I rise to speak on the Human Rights Legislation Amendment Bill 2017. Weakening section 18C was debated for a long time before reform was introduced into this parliament, but I still do not believe that the case has been made for reform. Section 18C functions well as it is. It strikes the right balance between freedom of speech and a legal incentive to protect victims of verbal or written abuse. Section 18C cannot be read in isolation; it needs to be read alongside section 18D, which has the exemptions to section 18C and protects freedom of speech. Section 18D says:

Section 18C does not render unlawful anything said or done reasonably and in good faith:

(a) in the performance, exhibition or distribution of an artistic work; or

(b) in the course of any statement, publication, discussion or debate made or held for any genuine academic, artistic or scientific purpose or any other genuine purpose in the public interest; or

(c) in making or publishing:

(i) a fair and accurate report of any event or matter of public interest; or

(ii) a fair comment on any event or matter of public interest if the comment is an expression of a genuine belief held by the person making the comment.

So it is clear that, if you have good and appropriate intentions, your right to freedom of speech is protected under section 18D.

But why should this area be regulated by law? The debate has clearly shown that one person’s opinion is another person’s hate speech. This debate has shown that in a world that is made up of a variety of people with different experiences, backgrounds, make up and different levels of resilience, we need a benchmark to let Australians know what is and is not appropriate. Section 18C does not restrict freedom of speech; it is about providing a benchmark for human decency.

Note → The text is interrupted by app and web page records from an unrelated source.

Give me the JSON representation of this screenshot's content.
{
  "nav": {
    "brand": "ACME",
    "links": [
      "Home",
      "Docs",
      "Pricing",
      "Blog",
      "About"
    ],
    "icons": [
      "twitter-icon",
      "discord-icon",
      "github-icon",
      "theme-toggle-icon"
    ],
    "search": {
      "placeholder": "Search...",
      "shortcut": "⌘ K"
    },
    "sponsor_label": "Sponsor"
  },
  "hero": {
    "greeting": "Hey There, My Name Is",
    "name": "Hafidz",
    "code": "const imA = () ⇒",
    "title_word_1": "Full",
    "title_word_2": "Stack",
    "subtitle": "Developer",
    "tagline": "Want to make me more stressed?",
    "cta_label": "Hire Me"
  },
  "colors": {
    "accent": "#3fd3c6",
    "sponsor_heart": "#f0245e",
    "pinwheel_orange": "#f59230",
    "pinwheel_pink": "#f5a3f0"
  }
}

While I believe it is important for parliament to undertake moments of self-reflection, to examine the culture it is creating, this debate is less self-reflection and more a political football for all parties involved. I am sympathetic to the pressures Prime Minister Turnbull has to deal with within his party, but the Liberal Party’s issues of disunity should not be played out on the Senate floor at the expense of legislation that impacts the day-to-day lives of everyday Australians, small to medium businesses, veterans, pensioners, families and students.

The legislation that impacts on these groups, the majority of Australians, is what must be given priority in the Senate chamber. If the changes to the pension asset test were given the same amount of airtime as section 18C, the same amount of consideration within the Liberal Party and the same amount of opposition by Labor, perhaps hundreds of thousands of pensioners would not have had their fortnightly payments cut this year. If the freeze to the family tax benefit last week had been given the same amount of airtime, the same amount of consideration within the Liberal Party and the same amount of opposition by Labor as section 18C, perhaps hundreds of thousands of families would not lose almost $2 billion from their payments.

We have a budget coming up—our economy is in dire straits, according to the Liberal-National party—and instead of governing you are kicking around issues that are of no value for families and pensioners, who no longer know how they are going to put food on the table. The Liberal government is not running the country. The Liberal government, once again, through its own self-interest, is just wasting time.

Source: Chamber Senate on 30/03/2017 Item BILLS – Human Rights Legislation Amendment Bill 2017 – Second Reading Speaker :Lambie, Sen Jacqui